*** Opening of THE DATA ***
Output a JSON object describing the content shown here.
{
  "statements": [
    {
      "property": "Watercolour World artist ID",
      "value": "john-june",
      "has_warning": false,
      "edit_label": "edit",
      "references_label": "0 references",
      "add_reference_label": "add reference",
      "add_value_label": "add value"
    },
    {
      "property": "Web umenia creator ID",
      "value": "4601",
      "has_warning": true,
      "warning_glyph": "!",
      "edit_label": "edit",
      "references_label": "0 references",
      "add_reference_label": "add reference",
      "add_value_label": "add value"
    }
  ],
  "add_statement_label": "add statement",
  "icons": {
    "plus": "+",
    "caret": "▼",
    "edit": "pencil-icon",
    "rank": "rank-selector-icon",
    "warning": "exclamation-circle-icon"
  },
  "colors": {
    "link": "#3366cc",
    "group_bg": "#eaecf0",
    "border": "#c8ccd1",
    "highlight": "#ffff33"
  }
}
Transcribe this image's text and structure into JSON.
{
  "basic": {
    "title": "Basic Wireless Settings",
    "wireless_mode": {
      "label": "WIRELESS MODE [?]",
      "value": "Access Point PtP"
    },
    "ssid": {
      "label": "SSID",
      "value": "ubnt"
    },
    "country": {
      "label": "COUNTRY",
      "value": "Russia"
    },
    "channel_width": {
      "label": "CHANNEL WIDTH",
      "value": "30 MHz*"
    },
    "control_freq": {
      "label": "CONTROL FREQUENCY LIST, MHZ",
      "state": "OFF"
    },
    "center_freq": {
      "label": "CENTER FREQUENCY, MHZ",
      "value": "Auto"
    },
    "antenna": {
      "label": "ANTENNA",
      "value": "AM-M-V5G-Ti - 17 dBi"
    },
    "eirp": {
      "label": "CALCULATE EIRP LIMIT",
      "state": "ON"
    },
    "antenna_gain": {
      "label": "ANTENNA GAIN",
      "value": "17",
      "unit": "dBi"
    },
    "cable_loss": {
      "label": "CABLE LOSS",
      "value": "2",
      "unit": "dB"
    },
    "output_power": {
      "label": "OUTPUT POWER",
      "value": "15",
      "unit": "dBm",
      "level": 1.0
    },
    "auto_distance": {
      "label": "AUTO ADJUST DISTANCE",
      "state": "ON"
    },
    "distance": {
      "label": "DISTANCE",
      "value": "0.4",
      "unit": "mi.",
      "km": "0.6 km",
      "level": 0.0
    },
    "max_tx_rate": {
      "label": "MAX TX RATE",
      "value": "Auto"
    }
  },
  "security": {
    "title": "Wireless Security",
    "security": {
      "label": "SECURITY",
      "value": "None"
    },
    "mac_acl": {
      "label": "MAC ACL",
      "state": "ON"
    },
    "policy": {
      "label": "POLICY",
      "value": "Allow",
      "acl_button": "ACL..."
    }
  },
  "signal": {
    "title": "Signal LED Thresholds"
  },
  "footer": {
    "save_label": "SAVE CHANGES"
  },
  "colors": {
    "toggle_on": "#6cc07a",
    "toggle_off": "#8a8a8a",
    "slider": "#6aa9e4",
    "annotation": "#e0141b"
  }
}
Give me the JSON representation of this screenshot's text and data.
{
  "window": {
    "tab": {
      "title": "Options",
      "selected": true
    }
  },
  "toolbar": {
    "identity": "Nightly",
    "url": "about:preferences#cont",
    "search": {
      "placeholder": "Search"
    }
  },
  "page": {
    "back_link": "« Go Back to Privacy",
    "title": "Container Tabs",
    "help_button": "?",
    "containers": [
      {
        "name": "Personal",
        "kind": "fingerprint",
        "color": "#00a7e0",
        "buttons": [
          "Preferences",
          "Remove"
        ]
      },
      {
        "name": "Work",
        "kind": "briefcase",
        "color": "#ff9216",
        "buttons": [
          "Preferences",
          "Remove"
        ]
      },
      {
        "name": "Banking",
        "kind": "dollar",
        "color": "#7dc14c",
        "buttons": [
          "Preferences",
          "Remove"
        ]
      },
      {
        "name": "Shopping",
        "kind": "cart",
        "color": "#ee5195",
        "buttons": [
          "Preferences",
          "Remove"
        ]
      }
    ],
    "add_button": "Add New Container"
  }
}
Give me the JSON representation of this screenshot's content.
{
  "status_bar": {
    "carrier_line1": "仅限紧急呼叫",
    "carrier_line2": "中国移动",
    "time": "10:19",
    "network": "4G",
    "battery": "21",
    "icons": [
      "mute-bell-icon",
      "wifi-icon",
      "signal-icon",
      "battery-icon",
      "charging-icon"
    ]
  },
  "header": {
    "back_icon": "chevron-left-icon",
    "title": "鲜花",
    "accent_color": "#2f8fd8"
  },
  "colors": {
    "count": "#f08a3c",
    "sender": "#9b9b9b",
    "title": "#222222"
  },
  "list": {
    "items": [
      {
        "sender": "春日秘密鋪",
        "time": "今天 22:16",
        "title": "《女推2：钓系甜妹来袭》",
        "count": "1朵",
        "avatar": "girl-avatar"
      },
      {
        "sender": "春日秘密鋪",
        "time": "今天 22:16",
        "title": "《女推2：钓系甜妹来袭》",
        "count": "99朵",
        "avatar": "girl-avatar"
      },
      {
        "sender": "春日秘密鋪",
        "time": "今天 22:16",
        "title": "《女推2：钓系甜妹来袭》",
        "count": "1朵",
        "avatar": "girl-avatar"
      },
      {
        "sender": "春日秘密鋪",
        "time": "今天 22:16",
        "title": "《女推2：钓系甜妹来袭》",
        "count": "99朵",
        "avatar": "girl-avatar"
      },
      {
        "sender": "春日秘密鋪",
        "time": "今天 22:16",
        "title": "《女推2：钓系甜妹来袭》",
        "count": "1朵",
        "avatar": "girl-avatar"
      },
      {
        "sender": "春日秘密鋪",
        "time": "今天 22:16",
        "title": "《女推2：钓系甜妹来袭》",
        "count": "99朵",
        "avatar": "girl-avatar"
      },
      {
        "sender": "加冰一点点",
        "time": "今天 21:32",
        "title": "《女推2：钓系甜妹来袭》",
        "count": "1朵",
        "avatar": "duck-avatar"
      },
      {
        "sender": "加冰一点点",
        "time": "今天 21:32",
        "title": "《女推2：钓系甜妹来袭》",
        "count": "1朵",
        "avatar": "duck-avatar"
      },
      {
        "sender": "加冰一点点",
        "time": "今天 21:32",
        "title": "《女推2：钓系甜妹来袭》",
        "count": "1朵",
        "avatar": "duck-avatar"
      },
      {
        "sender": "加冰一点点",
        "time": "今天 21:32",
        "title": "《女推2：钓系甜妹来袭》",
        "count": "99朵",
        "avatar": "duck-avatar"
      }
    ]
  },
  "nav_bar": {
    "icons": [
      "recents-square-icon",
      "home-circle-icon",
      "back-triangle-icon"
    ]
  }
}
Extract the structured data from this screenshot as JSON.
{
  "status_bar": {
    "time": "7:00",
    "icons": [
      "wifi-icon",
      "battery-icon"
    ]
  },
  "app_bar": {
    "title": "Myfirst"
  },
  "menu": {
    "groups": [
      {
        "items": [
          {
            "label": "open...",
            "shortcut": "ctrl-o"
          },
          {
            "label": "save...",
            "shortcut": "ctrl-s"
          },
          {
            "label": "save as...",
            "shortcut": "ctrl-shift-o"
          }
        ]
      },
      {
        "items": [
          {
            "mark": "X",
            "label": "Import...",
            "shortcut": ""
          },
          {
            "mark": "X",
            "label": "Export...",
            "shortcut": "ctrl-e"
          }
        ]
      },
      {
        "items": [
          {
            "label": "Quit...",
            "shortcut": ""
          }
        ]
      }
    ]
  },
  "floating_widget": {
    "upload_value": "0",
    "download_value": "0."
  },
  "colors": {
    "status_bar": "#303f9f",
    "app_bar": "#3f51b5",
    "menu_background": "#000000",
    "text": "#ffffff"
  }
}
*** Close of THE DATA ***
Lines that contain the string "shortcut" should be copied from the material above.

ANSWER TO THE EXERCISE:
            "shortcut": "ctrl-o"
            "shortcut": "ctrl-s"
            "shortcut": "ctrl-shift-o"
            "shortcut": ""
            "shortcut": "ctrl-e"
            "shortcut": ""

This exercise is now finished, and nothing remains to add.